It’s impossible to cover each bit of new music that comes out during the week, so every Friday, we’ll be doing an end of the week music roundup. It’s called Final Track, and we’ll count off a few songs released during the week that are worth giving a listen to.
Today, we've got selections from Kendrick Lamar, Joanna Newsom, and yes, Harvey Keitel with Carly Rae Jepsen.
“F*ckin’ Problem” by ASAP Rocky feat. Drake, 2 Chainz & Kendrick Lamar
A star-studded, dream team, supergroup, other phrases and words that mean a lot of famous working together collaborate for "F*ckin' Problem," a new laid back single from ASAP's soon-to-be-released LongLiveASAP, with popping production Noah “40″ Shebib.
"Poetic Justice" by Kendrick Lamar featuring Drake
For more on Kendrick Lamar, who (at last) drops his highly anticipated debut, good kid, m.A.A.d. city, next week, check out the Smoking Section.
"Look and Despair" by Joanna Newsom
At only five minutes, "Look and Despair" is downright Ramones-like for Joanna Newsom (her last album is over two hours long), yet nothing is scarified with the "short" song length, nor Newsom ditching the harp for a solo turn on the piano. It's a spry little number, with a sound perfectly matching the deep blue sky behind her.
"22" by Taylor Swift
On the first single from Red, "We Are Never Ever Getting Back Together," Taylor Swift complains about indie records.
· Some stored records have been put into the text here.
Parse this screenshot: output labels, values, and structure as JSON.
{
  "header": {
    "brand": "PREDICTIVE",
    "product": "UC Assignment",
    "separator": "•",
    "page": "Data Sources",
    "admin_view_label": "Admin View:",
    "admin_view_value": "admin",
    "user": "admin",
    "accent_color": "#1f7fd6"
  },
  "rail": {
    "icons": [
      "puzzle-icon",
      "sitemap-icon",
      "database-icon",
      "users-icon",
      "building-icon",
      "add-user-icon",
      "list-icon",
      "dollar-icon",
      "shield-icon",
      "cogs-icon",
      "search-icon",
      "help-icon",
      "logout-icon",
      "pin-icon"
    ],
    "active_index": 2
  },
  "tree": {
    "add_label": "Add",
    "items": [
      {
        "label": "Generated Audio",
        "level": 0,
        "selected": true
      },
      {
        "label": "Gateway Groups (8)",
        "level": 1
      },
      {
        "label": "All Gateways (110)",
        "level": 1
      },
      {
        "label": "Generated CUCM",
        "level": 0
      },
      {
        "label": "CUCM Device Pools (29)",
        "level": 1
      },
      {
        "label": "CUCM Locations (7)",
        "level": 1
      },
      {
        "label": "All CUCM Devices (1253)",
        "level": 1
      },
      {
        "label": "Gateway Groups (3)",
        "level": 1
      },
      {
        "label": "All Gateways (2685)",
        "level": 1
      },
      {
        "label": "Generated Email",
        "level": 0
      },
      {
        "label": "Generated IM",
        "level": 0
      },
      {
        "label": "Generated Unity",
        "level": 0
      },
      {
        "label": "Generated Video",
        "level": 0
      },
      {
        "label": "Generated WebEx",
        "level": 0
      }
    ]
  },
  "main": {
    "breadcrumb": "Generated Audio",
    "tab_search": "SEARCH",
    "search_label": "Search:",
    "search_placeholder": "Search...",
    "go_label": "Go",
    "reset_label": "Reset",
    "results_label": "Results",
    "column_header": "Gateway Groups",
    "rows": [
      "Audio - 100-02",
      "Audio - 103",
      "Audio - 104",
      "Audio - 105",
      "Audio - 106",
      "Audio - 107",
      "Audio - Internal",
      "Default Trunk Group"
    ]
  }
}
On the second, "22," she sings, "It feels like a perfect night to dress up like hipsters." Her fascination with Brooklyn types is intriguing, if confusing, and it makes you wonder which organic street vendor in Williamsburg broke her heart this time.
“WAVIP” by the Coup feat. Das Racist and Killer Mike
A funky, politically charged banger from Boots Riley & Co., Killer Mike, and Das Racist, set to appear on the Coup's upcoming Sorry to Bother You.
“Intro/Brave Men Run (In My Family)" by Sonic Youth
We may never get a new Sonic Youth record again, but as a minor consolation, the band is putting out Sonic Youth – Smart Bar – Chicago 1985, a live album that was recorded in, you guessed, 1985, only a few months after the release of Bad Moon Rising and a year before EVOL. I'd say they were at their peak then, but they were pretty much at their peak for 15 years.
"Call Me Maybe" by Carly Rae Jepsen and Harvey Keitel
In case you've ever wondered what Mr. White singing a top-40 pop song sounds like.